Perennial Collaboration for Learning, Economic Development and Prosperity

Harold Torrence
Harold Torrence

Business Management Instructor Harold Torrence building long-term relationship with LEDC

Harold Torrence, Ed.D, a business management and multicultural supervision instructor at Dakota County Technical College, is advancing a long-range, civic-outreach strategy that focuses on small business development in the Latino community. Harold began articulating his strategy some years ago when he met Ramón León, founding executive director of the Latino Economic Development Center, and Mario Hernández, LEDC vice president and COO.

Harold is currently working with the LEDC on a project that helps the center achieve its mission to transform the Latino community through economic development. Harold’s goal is to expand collaborations between DCTC and organizations like LEDC to create more opportunities to deliver advanced business training to small business owners and entrepreneurs in diverse communities.

“Collaborations between colleges and communities need to be ongoing and long-term,” said Harold, whose volunteer work includes teaching LEDC staffers how to better engage with members of their communities. “Building relationships is the key. I am working with the LEDC on a project that unites Latino restaurant owners on Lake Street. The upcoming Lake Street Taco Tour is a perfect example of how competing businesses can work together for a mutual goal—in this case transforming Lake Street into a go-to destination for Latino food.”

LEDCHarold recently met with more than a dozen business owners at one of the two LEDC locations on Lake Street. “We had an hour of intense concentration, covering such topics as getting to know your customers, enhancing customer loyalty by exceeding expectations, and creating sustainability through repeat business,” he said. “I was impressed by the knowledge sharing between the business owners. Learning from each other is essential.”

Earlier in May 2013, LEDC Vice President Mario Hernández attended the Multicultural Student Leadership Association Cinco de Mayo celebration in the college’s Student Life Center. Mario spoke about how the college and Latino communities can collaborate to expand higher education opportunities while advancing diversity on campus. He later met with DCTC administrators, including Mike Opp, interim vice president of academic and student affairs, and Gayle Larson, dean of business, technology and general education.

“Harold Torrence has been supporting LEDC in multiple capacity building roles,” Mario said. “He’s advised us on how to design trainings so they can count for college credit and has provided trainings for staff and LEDC business members on topics such as sales and customer service. Harold is a vital connection for us and our members to DCTC.”

Harold is excited about continuing his work with the LEDC. “Collaborations between colleges like DCTC and economic development organizations like the LEDC are mutually beneficial,” he said. “The ultimate benefactors are our students as well as businesses and individuals in our communities.”

Collaboration with LEDC

The Art of Persuasion Seminar

The-Art-of-Persuasion

More about Harold Torrence

Harold Torrence | Business Management InstructorHarold Torrence, Ed.D, is an instructor in the Business Management department at Dakota County Technical College.

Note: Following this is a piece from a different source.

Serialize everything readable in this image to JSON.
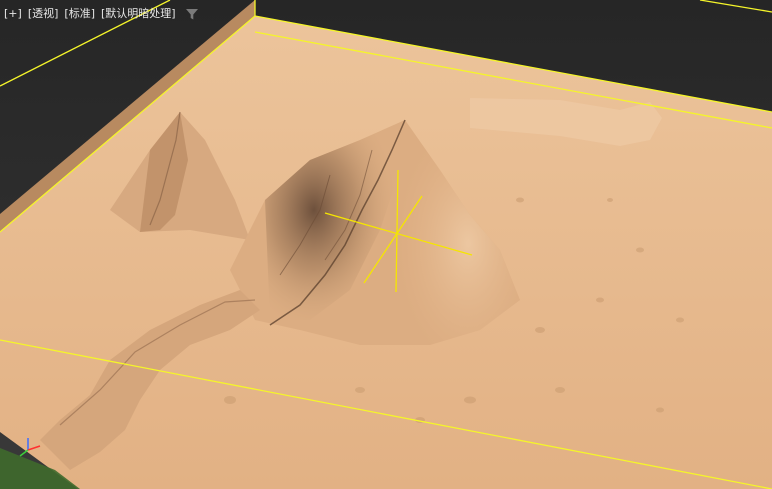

He is the college’s new Business & Services chair and also chairs the DCTC Diversity Council. He serves as faculty advisor to the Multicultural Student Leadership Association, or MSLA. Harold’s areas of focus are:

Harold holds a bachelor’s degree in business administration from UNITEC, or Universidad Tecnológica del Centro. He also holds both a Masters of Arts in Management and a Master in Public Administration from Hamline University. In 2012, he earned a Doctorate in Education from Hamline University.

Bringing an extensive background in international business to his teaching position, Harold has a passion for thoroughly understanding the multicultural dimensions of today’s organizations. He began his career in Venezuela, where he spent several years supporting the consumer sales and marketing departments for a large oil corporation. In the United States, Harold spent three years developing an international distribution network with a human resources consulting firm. He sold software, training and consulting products throughout 13 Latin American countries.

Harold joined DCTC in early 2005. He enjoys working with businesses and individuals by applying his experience and passion for business and education through his role as a DCTC instructor. Over the last nine years, he has taught the following courses at DCTC:

  • International Business
  • Managing Diversity
  • Multicultural Mentoring
  • Multicultural Conflict Resolutions
  • Organizational Behavior
  • Management Effectiveness
  • Foundations of Management
  • Quality Management
  • Effective Business Communication
  • Project Management
  • Spanish

In 2009, Harold was named to the Hispanic Chamber of Commerce of Minnesota 25 on the Rise, an award that recognizes 25 Latino men and women under the age of 40 from around the state who have contributed immensely to their communities across a wide range of areas, including business, government, law, finance, entrepreneurship and education. He resides with his wife, Liliana, in Woodbury, Minn. Both are both musicians. Harold sings and plays guitar; Liliana sings and plays piano. They have two children, Jonathan, 12, and Susana, 7.

For more information about Business Management programs at DCTC, contact: